(Records from a dataset)
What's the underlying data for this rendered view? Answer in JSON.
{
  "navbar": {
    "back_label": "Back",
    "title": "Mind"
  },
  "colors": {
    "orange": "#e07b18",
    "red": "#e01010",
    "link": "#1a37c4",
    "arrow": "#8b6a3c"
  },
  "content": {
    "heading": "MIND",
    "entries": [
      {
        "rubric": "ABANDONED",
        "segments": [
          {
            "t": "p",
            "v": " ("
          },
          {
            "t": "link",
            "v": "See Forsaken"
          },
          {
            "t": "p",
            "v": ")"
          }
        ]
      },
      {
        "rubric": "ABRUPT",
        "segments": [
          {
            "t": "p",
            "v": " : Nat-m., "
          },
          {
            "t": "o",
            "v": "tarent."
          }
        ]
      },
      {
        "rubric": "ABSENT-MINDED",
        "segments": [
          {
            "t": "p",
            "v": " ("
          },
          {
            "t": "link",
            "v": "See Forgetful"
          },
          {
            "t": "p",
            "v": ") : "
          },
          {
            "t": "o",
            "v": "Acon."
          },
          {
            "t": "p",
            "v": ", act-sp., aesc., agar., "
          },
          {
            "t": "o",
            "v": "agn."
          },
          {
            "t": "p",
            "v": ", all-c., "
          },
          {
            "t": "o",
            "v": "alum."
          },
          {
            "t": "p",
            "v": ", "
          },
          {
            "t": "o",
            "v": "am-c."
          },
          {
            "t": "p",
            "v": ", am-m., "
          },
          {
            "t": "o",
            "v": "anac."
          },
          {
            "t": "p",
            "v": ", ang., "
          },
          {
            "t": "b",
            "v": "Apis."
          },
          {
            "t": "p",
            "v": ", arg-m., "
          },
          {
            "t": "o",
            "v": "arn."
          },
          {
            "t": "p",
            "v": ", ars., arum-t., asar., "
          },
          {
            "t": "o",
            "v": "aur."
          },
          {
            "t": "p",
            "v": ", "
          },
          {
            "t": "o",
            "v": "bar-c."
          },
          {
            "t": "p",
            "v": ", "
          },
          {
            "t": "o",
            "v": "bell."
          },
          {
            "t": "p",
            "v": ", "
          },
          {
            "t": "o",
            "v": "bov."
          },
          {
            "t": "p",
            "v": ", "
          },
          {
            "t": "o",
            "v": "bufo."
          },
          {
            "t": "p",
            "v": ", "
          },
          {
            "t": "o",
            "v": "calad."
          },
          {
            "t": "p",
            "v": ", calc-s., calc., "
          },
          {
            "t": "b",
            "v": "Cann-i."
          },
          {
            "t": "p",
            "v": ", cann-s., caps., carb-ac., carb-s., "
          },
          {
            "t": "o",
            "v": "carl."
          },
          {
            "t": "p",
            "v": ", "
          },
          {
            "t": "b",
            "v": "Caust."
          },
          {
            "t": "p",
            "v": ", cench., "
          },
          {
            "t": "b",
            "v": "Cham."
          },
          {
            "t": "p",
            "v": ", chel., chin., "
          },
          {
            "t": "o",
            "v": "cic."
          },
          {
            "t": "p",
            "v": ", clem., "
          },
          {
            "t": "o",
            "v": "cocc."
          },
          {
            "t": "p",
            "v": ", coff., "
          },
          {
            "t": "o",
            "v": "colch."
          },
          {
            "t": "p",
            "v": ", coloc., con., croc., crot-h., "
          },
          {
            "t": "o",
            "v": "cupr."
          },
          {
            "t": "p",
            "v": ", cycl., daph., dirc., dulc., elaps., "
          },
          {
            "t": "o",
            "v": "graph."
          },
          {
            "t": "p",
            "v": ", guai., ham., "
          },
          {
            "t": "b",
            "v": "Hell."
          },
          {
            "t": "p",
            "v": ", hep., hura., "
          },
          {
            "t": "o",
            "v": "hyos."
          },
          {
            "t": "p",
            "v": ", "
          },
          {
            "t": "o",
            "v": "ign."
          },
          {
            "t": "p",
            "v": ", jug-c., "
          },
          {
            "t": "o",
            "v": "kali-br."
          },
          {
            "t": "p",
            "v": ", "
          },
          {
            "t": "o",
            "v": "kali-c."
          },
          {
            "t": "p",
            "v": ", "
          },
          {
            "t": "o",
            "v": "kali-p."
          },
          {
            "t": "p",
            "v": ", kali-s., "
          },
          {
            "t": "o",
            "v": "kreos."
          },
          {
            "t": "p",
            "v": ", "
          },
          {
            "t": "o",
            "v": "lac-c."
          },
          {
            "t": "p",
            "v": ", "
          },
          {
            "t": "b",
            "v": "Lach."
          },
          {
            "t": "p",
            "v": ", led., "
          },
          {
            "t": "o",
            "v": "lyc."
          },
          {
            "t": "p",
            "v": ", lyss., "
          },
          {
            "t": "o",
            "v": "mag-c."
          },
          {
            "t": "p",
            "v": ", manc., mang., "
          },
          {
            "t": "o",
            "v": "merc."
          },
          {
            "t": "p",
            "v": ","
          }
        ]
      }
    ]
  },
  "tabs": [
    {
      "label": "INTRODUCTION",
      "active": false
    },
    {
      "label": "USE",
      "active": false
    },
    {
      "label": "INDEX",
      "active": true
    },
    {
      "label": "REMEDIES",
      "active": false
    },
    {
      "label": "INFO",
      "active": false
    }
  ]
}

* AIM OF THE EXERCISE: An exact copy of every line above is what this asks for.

* ANSWER AREA:
What's the underlying data for this rendered view? Answer in JSON.
{
  "navbar": {
    "back_label": "Back",
    "title": "Mind"
  },
  "colors": {
    "orange": "#e07b18",
    "red": "#e01010",
    "link": "#1a37c4",
    "arrow": "#8b6a3c"
  },
  "content": {
    "heading": "MIND",
    "entries": [
      {
        "rubric": "ABANDONED",
        "segments": [
          {
            "t": "p",
            "v": " ("
          },
          {
            "t": "link",
            "v": "See Forsaken"
          },
          {
            "t": "p",
            "v": ")"
          }
        ]
      },
      {
        "rubric": "ABRUPT",
        "segments": [
          {
            "t": "p",
            "v": " : Nat-m., "
          },
          {
            "t": "o",
            "v": "tarent."
          }
        ]
      },
      {
        "rubric": "ABSENT-MINDED",
        "segments": [
          {
            "t": "p",
            "v": " ("
          },
          {
            "t": "link",
            "v": "See Forgetful"
          },
          {
            "t": "p",
            "v": ") : "
          },
          {
            "t": "o",
            "v": "Acon."
          },
          {
            "t": "p",
            "v": ", act-sp., aesc., agar., "
          },
          {
            "t": "o",
            "v": "agn."
          },
          {
            "t": "p",
            "v": ", all-c., "
          },
          {
            "t": "o",
            "v": "alum."
          },
          {
            "t": "p",
            "v": ", "
          },
          {
            "t": "o",
            "v": "am-c."
          },
          {
            "t": "p",
            "v": ", am-m., "
          },
          {
            "t": "o",
            "v": "anac."
          },
          {
            "t": "p",
            "v": ", ang., "
          },
          {
            "t": "b",
            "v": "Apis."
          },
          {
            "t": "p",
            "v": ", arg-m., "
          },
          {
            "t": "o",
            "v": "arn."
          },
          {
            "t": "p",
            "v": ", ars., arum-t., asar., "
          },
          {
            "t": "o",
            "v": "aur."
          },
          {
            "t": "p",
            "v": ", "
          },
          {
            "t": "o",
            "v": "bar-c."
          },
          {
            "t": "p",
            "v": ", "
          },
          {
            "t": "o",
            "v": "bell."
          },
          {
            "t": "p",
            "v": ", "
          },
          {
            "t": "o",
            "v": "bov."
          },
          {
            "t": "p",
            "v": ", "
          },
          {
            "t": "o",
            "v": "bufo."
          },
          {
            "t": "p",
            "v": ", "
          },
          {
            "t": "o",
            "v": "calad."
          },
          {
            "t": "p",
            "v": ", calc-s., calc., "
          },
          {
            "t": "b",
            "v": "Cann-i."
          },
          {
            "t": "p",
            "v": ", cann-s., caps., carb-ac., carb-s., "
          },
          {
            "t": "o",
            "v": "carl."
          },
          {
            "t": "p",
            "v": ", "
          },
          {
            "t": "b",
            "v": "Caust."
          },
          {
            "t": "p",
            "v": ", cench., "
          },
          {
            "t": "b",
            "v": "Cham."
          },
          {
            "t": "p",
            "v": ", chel., chin., "
          },
          {
            "t": "o",
            "v": "cic."
          },
          {
            "t": "p",
            "v": ", clem., "
          },
          {
            "t": "o",
            "v": "cocc."
          },
          {
            "t": "p",
            "v": ", coff., "
          },
          {
            "t": "o",
            "v": "colch."
          },
          {
            "t": "p",
            "v": ", coloc., con., croc., crot-h., "
          },
          {
            "t": "o",
            "v": "cupr."
          },
          {
            "t": "p",
            "v": ", cycl., daph., dirc., dulc., elaps., "
          },
          {
            "t": "o",
            "v": "graph."
          },
          {
            "t": "p",
            "v": ", guai., ham., "
          },
          {
            "t": "b",
            "v": "Hell."
          },
          {
            "t": "p",
            "v": ", hep., hura., "
          },
          {
            "t": "o",
            "v": "hyos."
          },
          {
            "t": "p",
            "v": ", "
          },
          {
            "t": "o",
            "v": "ign."
          },
          {
            "t": "p",
            "v": ", jug-c., "
          },
          {
            "t": "o",
            "v": "kali-br."
          },
          {
            "t": "p",
            "v": ", "
          },
          {
            "t": "o",
            "v": "kali-c."
          },
          {
            "t": "p",
            "v": ", "
          },
          {
            "t": "o",
            "v": "kali-p."
          },
          {
            "t": "p",
            "v": ", kali-s., "
          },
          {
            "t": "o",
            "v": "kreos."
          },
          {
            "t": "p",
            "v": ", "
          },
          {
            "t": "o",
            "v": "lac-c."
          },
          {
            "t": "p",
            "v": ", "
          },
          {
            "t": "b",
            "v": "Lach."
          },
          {
            "t": "p",
            "v": ", led., "
          },
          {
            "t": "o",
            "v": "lyc."
          },
          {
            "t": "p",
            "v": ", lyss., "
          },
          {
            "t": "o",
            "v": "mag-c."
          },
          {
            "t": "p",
            "v": ", manc., mang., "
          },
          {
            "t": "o",
            "v": "merc."
          },
          {
            "t": "p",
            "v": ","
          }
        ]
      }
    ]
  },
  "tabs": [
    {
      "label": "INTRODUCTION",
      "active": false
    },
    {
      "label": "USE",
      "active": false
    },
    {
      "label": "INDEX",
      "active": true
    },
    {
      "label": "REMEDIES",
      "active": false
    },
    {
      "label": "INFO",
      "active": false
    }
  ]
}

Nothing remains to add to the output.